Records supplied section start

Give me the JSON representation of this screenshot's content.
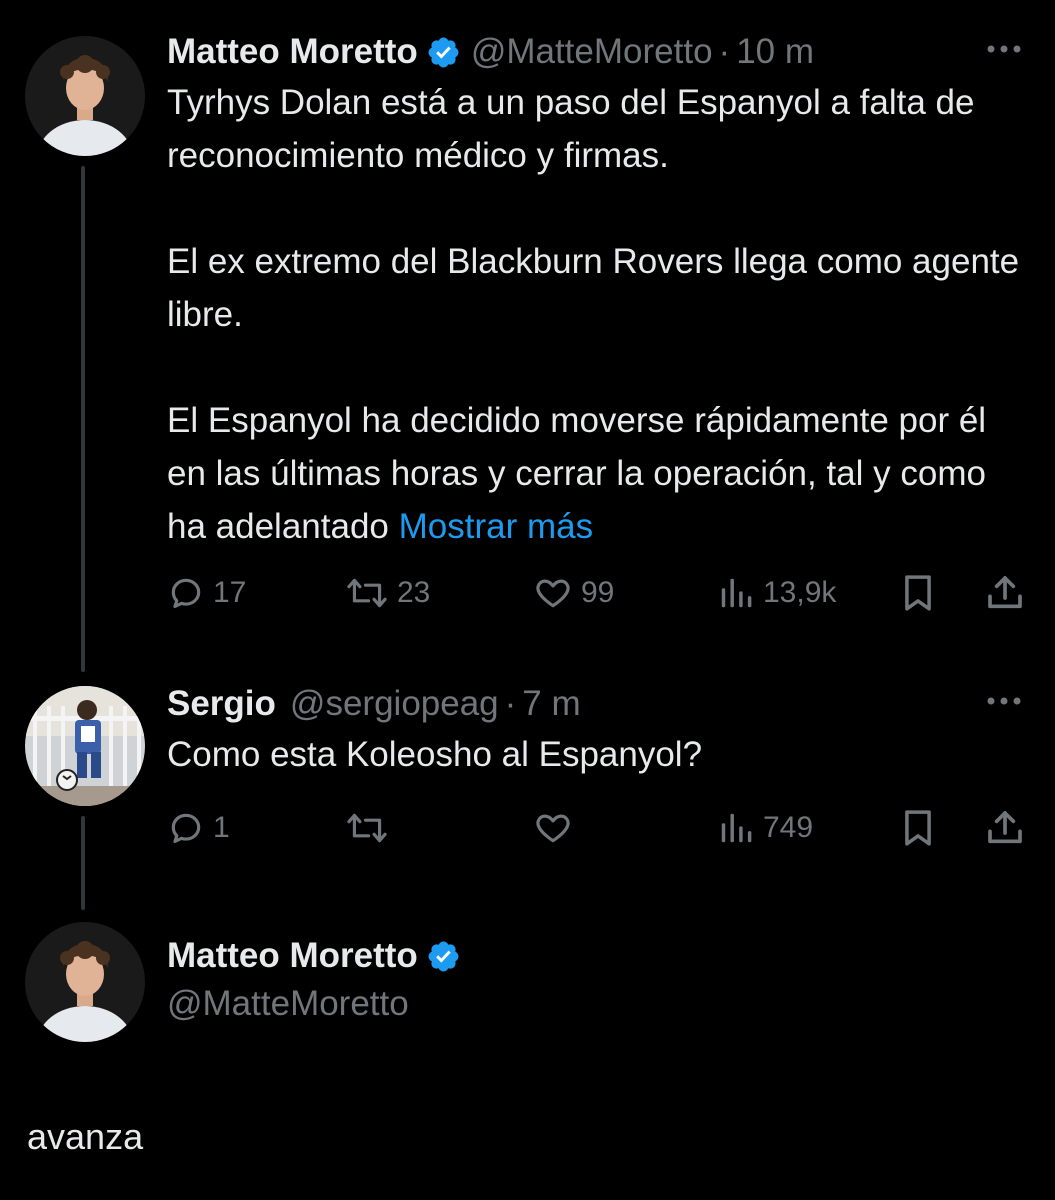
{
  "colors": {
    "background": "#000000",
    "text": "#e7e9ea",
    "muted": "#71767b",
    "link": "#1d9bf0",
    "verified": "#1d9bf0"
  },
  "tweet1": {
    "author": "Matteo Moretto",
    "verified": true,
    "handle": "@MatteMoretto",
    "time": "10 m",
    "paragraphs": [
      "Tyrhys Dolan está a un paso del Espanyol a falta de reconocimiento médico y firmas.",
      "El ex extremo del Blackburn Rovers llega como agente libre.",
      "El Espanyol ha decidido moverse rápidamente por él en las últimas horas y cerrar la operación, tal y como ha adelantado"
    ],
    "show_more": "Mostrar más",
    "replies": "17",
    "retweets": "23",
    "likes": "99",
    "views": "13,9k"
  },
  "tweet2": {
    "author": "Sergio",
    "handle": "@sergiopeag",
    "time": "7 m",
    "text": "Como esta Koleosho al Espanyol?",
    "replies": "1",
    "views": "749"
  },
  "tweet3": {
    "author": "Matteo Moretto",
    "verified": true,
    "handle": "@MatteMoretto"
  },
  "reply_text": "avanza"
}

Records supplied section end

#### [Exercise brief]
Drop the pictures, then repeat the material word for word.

#### [Task response]
Give me the JSON representation of this screenshot's content.
{
  "colors": {
    "background": "#000000",
    "text": "#e7e9ea",
    "muted": "#71767b",
    "link": "#1d9bf0",
    "verified": "#1d9bf0"
  },
  "tweet1": {
    "author": "Matteo Moretto",
    "verified": true,
    "handle": "@MatteMoretto",
    "time": "10 m",
    "paragraphs": [
      "Tyrhys Dolan está a un paso del Espanyol a falta de reconocimiento médico y firmas.",
      "El ex extremo del Blackburn Rovers llega como agente libre.",
      "El Espanyol ha decidido moverse rápidamente por él en las últimas horas y cerrar la operación, tal y como ha adelantado"
    ],
    "show_more": "Mostrar más",
    "replies": "17",
    "retweets": "23",
    "likes": "99",
    "views": "13,9k"
  },
  "tweet2": {
    "author": "Sergio",
    "handle": "@sergiopeag",
    "time": "7 m",
    "text": "Como esta Koleosho al Espanyol?",
    "replies": "1",
    "views": "749"
  },
  "tweet3": {
    "author": "Matteo Moretto",
    "verified": true,
    "handle": "@MatteMoretto"
  },
  "reply_text": "avanza"
}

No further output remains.